Tornadoes are only one of many thunderstorm hazards. Others include:

When a thunderstorm threatens, get inside a home or large building, or inside an all-metal (not convertible) vehicle. Listen to radio, television, or weather-alert radio for National Weather Service bulletins.

Practice the Flash-to-Bang measurement of lightning distance. This is the time from seeing the stroke to hearing the thunder. For each 5-second count, lightning is 1 mile away:

If outdoors... Avoid water. Avoid metal objects such as electric wires, fences, golf clubs, machinery, motors, power tools, railroad tracks, etc. Unsafe places include: tents, golf cars, small open-sided rain shelters, or underneath isolated trees. Avoid hilltops and open spaces. Where possible, find shelter in a building or in a fully-enclosed metal vehicle such as a car, truck, or a van with the windows completely shut. If lightning Is striking nearby you should:

If you're hopelessly isolated in a level field or prairie and you feel your hair stand on end indicating lightning is about to strike... squat low to the ground on the balls of your feet. Place your hands on your knees with your head between them. Make yourself the smallest target possible and minimize your contact with the ground. Do not lie flat on the ground.

If indoors ... Avoid water. Stay away from open doors and windows. Hang up the telephone and take off headsets during lightning storms. Lightning may strike electric and phone lines and induce shocks. Turn off and stay away from appliances, computers, television sets, power tools, etc. Stay inside until the storm is over.

If a nearby person is injured by lightning... give first-aid procedures if you are qualified to do so. An injured person does not carry an electrical charge and can be safely handled.

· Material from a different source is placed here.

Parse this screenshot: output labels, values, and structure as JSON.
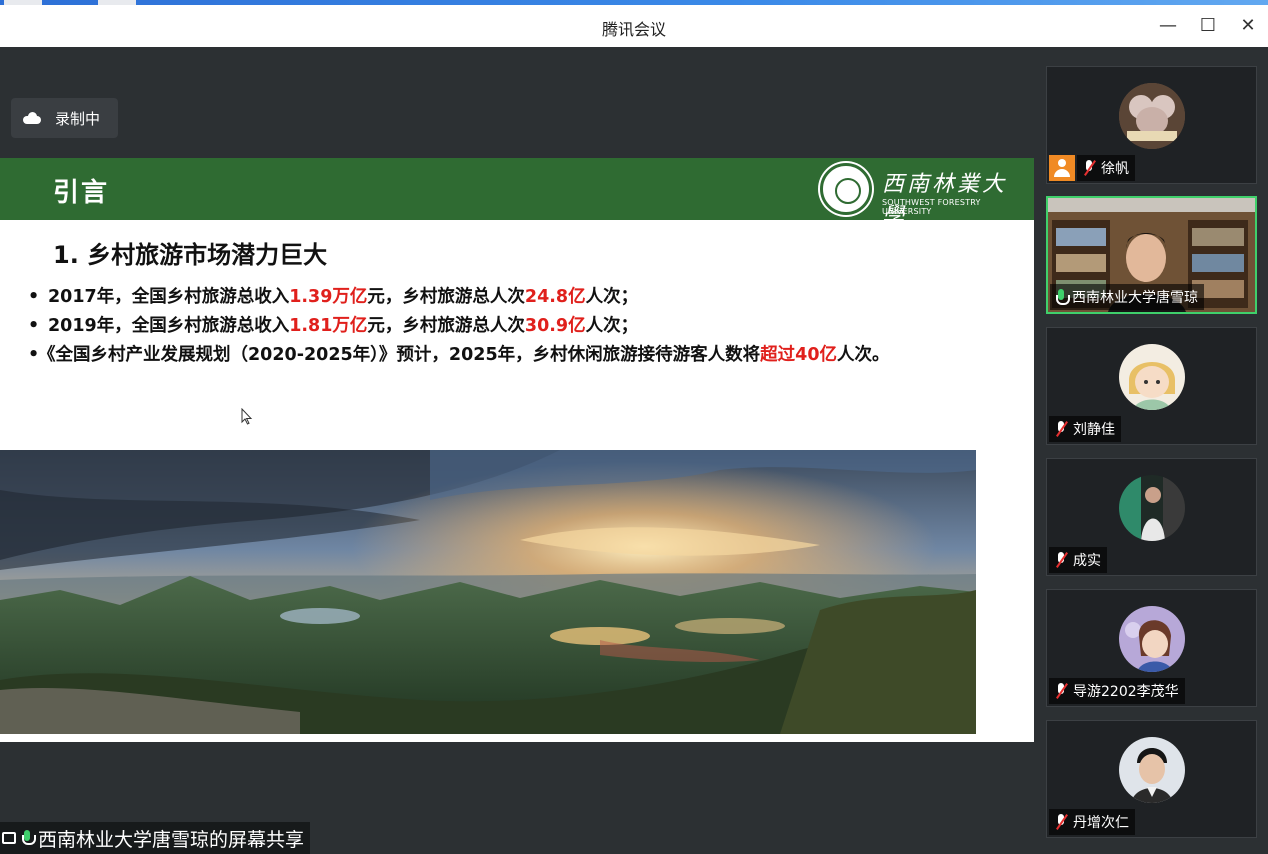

In an emergency call or send for help immediately - Call 9 - 1 - 1